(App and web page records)
● ● ● ● ● ● ●
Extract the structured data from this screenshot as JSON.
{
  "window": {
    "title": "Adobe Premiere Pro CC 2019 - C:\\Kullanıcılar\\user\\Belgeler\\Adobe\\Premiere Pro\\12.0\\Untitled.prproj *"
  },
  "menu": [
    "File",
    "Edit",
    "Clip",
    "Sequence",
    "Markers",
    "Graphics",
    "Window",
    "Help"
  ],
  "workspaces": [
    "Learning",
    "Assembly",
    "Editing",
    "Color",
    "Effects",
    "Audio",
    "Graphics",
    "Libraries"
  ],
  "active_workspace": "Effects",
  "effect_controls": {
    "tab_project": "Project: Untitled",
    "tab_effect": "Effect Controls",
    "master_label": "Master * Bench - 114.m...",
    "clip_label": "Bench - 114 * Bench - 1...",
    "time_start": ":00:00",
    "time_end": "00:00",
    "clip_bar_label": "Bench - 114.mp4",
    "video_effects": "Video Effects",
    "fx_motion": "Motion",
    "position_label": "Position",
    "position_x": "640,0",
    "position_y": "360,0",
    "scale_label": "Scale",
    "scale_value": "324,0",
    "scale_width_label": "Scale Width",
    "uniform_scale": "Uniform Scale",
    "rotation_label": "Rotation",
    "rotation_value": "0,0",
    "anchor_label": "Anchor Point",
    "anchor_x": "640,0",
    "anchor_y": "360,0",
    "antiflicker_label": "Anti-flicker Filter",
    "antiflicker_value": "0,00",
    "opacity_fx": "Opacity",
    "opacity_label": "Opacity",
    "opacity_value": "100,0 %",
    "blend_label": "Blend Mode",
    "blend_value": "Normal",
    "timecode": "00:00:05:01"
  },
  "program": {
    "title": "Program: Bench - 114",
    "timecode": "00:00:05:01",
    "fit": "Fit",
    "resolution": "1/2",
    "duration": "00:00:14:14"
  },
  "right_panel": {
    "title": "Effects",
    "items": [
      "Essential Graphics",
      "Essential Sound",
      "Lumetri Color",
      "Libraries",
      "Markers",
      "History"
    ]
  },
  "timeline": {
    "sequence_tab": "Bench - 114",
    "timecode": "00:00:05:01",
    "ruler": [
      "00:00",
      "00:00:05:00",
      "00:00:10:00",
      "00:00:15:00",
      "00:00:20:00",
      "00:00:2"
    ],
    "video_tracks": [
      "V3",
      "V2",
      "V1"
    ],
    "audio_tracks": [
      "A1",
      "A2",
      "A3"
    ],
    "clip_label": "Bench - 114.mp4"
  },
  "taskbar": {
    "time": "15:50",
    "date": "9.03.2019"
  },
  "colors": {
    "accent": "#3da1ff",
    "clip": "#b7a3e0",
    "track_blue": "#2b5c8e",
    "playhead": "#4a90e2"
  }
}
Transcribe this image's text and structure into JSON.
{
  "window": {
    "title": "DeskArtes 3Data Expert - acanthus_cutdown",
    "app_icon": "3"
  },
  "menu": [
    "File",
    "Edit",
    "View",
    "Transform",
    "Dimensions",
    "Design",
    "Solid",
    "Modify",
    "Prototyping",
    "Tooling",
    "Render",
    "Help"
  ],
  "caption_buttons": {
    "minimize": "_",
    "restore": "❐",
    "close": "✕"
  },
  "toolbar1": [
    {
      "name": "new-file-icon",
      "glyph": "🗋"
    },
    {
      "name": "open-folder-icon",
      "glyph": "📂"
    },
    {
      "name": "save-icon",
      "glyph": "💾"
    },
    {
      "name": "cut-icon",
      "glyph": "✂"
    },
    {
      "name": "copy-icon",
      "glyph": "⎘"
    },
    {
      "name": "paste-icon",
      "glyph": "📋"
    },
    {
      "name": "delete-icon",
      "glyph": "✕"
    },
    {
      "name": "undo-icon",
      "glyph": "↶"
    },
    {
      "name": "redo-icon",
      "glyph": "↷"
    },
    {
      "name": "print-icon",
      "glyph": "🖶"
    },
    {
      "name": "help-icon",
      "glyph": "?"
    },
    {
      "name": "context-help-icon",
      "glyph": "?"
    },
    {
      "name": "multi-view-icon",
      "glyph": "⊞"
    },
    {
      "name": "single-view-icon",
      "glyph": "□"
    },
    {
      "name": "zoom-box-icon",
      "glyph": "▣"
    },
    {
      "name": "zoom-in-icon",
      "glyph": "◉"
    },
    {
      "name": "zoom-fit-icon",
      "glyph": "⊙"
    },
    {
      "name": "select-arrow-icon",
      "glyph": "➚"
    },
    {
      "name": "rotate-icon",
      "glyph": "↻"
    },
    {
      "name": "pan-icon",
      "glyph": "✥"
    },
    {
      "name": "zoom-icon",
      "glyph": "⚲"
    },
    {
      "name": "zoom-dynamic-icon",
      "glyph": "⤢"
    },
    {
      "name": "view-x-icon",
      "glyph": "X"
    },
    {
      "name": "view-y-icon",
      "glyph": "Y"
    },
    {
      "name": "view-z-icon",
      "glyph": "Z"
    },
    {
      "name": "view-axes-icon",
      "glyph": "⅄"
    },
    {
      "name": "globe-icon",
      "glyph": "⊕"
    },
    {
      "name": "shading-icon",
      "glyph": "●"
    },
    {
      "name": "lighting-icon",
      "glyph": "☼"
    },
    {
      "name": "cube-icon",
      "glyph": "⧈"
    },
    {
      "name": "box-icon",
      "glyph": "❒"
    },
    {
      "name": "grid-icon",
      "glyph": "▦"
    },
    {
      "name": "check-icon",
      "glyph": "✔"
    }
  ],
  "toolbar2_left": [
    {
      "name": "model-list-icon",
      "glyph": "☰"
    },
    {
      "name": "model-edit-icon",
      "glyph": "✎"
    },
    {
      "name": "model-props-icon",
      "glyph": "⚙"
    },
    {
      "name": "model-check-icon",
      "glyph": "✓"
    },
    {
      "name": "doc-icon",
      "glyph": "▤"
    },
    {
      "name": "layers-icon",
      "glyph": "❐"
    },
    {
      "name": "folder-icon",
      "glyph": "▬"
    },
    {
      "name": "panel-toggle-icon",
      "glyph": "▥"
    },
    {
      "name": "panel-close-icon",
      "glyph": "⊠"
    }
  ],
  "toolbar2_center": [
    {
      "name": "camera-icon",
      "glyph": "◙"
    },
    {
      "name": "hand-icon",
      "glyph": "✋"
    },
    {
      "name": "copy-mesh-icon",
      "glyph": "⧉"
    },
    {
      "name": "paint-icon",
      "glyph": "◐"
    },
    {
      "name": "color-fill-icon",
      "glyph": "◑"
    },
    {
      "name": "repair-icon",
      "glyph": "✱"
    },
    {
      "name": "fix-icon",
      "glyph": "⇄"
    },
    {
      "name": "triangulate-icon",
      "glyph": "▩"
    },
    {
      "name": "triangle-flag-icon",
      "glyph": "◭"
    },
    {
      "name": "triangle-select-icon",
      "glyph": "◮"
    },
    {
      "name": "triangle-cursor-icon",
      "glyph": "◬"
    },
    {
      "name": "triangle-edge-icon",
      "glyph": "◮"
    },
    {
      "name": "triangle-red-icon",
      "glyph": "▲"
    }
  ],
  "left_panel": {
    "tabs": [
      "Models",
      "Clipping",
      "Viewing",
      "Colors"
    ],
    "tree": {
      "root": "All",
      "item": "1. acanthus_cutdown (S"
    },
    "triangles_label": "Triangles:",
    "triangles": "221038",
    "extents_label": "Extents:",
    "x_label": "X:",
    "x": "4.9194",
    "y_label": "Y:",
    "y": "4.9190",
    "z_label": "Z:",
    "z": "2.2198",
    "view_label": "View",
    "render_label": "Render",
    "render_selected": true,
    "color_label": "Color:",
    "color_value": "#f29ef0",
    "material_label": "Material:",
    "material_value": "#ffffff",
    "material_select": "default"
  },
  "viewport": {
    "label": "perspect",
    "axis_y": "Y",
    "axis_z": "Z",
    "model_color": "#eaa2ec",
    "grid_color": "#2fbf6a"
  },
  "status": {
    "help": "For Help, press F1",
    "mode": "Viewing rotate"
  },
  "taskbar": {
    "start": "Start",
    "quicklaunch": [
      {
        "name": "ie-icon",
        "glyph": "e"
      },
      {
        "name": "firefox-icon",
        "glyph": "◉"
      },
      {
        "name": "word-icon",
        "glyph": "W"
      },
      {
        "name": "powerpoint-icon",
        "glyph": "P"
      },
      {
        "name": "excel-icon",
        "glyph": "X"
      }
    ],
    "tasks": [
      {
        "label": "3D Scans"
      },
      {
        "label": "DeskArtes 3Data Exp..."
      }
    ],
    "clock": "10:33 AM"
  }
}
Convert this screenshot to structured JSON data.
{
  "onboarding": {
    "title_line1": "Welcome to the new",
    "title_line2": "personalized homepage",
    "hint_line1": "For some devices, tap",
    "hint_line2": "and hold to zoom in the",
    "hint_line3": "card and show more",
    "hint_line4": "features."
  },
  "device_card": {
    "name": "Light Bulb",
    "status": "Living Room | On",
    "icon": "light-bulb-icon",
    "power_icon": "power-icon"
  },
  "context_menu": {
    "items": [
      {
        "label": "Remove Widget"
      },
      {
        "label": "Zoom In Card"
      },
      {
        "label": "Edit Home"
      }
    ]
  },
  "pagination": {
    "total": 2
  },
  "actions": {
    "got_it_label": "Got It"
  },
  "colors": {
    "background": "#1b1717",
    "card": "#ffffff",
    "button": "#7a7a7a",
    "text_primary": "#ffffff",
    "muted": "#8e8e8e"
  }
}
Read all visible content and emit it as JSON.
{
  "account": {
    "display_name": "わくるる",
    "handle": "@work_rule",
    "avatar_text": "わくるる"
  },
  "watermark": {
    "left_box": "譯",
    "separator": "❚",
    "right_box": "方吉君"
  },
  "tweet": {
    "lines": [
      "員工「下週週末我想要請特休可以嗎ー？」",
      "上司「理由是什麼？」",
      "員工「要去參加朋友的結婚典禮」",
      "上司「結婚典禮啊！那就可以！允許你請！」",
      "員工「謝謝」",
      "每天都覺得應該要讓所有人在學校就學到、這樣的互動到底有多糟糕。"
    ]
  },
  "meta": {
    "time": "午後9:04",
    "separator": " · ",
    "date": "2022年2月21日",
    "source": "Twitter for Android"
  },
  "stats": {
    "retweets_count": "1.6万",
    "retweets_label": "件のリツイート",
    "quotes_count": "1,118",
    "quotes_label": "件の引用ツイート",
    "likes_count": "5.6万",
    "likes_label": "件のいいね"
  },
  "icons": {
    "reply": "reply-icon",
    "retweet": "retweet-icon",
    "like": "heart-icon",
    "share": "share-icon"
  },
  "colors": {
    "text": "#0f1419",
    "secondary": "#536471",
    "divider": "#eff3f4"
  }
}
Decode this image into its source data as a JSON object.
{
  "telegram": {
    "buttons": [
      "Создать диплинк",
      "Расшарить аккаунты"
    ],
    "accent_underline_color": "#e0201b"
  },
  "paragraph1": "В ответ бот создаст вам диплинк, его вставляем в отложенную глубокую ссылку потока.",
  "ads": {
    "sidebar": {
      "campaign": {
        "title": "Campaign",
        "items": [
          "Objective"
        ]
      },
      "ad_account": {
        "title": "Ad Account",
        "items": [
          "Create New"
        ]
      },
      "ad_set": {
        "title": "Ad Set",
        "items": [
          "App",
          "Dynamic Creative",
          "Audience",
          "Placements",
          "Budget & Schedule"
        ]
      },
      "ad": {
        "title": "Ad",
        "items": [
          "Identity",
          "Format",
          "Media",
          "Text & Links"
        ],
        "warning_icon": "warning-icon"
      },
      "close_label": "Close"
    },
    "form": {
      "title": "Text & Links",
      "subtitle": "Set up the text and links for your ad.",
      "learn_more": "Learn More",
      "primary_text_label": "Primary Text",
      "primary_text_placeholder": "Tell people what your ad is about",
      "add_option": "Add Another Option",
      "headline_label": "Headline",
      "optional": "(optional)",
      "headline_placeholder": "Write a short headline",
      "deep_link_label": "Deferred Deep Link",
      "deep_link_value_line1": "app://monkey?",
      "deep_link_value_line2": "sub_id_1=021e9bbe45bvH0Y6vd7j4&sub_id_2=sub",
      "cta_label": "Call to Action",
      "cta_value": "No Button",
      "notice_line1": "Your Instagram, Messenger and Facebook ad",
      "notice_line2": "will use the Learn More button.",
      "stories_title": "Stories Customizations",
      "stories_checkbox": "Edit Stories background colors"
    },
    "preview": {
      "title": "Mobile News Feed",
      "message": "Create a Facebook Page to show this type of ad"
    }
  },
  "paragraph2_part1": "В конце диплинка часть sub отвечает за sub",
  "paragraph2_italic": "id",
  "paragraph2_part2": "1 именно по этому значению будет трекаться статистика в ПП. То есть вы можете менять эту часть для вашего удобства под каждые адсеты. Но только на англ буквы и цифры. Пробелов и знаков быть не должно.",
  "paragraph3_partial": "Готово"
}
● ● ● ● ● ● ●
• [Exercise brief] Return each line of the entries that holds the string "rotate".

• [Reply]
      "name": "rotate-icon",
    "mode": "Viewing rotate"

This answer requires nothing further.